Task to carry out:
Your answer should hold all lines of the entries that include the word "this".

Data:

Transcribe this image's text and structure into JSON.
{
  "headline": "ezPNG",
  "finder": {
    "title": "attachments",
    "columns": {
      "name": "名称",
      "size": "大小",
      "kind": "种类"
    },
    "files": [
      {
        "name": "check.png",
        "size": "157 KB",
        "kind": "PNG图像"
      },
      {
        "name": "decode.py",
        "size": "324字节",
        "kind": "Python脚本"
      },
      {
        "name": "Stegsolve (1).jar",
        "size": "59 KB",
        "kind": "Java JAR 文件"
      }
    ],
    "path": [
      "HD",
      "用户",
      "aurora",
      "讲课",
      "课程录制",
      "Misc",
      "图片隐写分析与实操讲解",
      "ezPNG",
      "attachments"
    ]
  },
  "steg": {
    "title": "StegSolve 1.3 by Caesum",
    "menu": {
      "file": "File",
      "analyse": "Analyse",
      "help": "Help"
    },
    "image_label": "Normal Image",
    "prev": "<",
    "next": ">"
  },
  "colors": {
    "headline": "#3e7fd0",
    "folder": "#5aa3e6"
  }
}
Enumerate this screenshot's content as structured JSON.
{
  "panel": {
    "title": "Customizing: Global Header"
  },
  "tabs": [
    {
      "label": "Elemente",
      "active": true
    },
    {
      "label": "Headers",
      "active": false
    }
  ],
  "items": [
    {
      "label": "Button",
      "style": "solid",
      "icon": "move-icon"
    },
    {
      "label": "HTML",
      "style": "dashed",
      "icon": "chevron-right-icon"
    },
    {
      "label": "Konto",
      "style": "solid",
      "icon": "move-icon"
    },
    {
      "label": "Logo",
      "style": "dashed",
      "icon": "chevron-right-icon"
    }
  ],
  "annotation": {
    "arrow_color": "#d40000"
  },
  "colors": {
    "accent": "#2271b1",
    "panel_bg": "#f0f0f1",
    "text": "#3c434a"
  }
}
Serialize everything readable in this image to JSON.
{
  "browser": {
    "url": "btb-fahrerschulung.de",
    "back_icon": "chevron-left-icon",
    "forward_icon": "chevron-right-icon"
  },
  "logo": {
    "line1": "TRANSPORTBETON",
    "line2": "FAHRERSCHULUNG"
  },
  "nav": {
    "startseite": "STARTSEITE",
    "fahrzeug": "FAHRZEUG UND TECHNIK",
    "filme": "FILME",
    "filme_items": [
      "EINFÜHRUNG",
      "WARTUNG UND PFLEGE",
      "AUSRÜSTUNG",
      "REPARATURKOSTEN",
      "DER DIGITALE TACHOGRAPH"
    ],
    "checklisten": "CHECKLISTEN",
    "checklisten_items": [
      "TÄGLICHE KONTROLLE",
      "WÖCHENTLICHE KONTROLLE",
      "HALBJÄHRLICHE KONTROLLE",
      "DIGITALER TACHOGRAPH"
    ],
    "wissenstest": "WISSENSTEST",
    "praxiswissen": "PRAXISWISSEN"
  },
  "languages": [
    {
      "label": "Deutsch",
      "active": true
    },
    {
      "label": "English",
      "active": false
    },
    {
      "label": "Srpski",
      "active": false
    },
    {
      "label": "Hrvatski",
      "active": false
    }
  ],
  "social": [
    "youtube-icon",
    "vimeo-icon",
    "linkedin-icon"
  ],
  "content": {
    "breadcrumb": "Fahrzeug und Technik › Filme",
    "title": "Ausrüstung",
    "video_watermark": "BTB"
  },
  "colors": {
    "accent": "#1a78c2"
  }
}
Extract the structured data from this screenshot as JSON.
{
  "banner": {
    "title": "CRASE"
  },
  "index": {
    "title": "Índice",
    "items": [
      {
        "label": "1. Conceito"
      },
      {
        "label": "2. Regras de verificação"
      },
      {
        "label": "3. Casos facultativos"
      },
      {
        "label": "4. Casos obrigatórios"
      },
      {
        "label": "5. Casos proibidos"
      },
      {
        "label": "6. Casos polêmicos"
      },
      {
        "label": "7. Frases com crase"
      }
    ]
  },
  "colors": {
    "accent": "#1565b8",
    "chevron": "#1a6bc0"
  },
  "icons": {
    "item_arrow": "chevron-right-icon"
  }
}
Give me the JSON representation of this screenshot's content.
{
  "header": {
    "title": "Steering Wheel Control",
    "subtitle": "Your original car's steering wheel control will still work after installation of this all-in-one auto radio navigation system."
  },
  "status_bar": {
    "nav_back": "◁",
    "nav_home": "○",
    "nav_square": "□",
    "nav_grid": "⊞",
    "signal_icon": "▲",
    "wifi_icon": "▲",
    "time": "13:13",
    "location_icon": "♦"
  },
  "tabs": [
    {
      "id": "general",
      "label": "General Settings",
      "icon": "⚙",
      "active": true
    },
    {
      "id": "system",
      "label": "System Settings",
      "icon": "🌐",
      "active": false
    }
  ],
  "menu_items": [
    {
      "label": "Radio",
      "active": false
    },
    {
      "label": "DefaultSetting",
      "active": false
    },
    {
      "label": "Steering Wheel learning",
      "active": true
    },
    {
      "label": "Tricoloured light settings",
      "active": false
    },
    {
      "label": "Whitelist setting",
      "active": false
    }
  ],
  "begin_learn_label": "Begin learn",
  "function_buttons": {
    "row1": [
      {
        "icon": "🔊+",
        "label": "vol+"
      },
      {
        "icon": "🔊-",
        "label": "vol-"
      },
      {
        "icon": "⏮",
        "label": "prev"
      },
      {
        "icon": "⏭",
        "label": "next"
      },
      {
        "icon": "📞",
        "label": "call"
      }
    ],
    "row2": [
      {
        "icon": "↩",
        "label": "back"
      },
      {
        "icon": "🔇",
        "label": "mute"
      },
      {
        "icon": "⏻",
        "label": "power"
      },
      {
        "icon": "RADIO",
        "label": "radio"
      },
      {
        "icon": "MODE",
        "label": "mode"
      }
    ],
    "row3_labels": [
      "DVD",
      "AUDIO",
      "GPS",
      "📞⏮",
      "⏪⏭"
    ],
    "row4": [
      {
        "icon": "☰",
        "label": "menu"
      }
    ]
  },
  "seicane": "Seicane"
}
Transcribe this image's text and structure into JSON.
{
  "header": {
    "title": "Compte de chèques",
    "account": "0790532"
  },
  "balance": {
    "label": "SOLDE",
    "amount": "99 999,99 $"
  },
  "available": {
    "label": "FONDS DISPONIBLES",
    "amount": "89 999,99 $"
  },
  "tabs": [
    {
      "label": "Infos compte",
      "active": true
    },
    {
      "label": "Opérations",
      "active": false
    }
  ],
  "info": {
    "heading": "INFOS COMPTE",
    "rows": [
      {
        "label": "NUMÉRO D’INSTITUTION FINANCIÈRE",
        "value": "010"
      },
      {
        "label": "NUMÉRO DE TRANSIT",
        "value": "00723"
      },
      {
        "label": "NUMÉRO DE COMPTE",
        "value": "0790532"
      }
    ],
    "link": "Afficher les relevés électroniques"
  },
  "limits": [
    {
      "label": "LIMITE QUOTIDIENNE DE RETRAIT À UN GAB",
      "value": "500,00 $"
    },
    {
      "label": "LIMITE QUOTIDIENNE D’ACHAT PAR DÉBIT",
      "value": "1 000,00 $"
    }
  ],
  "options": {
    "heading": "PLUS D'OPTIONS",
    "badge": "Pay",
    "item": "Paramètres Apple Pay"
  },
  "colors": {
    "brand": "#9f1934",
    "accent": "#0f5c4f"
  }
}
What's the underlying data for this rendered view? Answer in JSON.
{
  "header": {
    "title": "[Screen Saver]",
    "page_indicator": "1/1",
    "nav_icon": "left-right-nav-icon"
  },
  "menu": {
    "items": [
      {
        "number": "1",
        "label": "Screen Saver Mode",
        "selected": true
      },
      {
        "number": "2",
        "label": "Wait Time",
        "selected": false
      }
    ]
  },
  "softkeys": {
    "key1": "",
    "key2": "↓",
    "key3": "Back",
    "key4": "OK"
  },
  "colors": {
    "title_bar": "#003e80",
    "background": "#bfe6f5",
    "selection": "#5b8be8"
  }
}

Written reply:
Transcribe this image's text and structure into JSON.
Enumerate this screenshot's content as structured JSON.
Serialize everything readable in this image to JSON.
Extract the structured data from this screenshot as JSON.
Give me the JSON representation of this screenshot's content.
    "subtitle": "Your original car's steering wheel control will still work after installation of this all-in-one auto radio navigation system."
Transcribe this image's text and structure into JSON.
What's the underlying data for this rendered view? Answer in JSON.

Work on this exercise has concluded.